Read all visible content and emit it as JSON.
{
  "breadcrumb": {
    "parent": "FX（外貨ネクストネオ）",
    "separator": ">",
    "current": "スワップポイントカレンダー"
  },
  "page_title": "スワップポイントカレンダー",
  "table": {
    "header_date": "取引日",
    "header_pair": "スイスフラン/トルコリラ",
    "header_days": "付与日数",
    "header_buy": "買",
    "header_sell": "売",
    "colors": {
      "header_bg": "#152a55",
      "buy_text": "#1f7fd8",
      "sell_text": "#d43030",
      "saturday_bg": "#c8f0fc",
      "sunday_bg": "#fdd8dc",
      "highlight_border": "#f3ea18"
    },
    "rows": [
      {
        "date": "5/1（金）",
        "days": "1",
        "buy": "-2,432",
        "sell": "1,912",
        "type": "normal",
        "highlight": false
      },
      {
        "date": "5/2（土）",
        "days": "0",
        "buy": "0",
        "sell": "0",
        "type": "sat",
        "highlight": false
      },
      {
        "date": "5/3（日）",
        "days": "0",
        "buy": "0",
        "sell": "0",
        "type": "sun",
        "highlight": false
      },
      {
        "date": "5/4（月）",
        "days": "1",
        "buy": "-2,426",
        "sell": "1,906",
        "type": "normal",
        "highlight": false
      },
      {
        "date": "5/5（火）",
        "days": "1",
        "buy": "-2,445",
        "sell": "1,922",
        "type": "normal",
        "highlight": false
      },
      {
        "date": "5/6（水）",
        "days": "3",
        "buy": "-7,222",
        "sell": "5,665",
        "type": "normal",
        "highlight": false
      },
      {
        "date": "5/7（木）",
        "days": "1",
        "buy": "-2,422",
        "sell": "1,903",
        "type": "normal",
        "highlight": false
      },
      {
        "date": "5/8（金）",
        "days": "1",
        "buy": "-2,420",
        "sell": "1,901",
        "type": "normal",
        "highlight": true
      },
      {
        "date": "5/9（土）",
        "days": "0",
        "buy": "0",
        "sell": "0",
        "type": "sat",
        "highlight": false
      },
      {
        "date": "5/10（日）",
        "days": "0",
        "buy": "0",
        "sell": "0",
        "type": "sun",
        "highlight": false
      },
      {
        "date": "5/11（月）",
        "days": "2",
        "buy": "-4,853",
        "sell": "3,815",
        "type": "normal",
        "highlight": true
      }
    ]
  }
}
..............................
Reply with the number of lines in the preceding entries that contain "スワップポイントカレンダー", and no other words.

2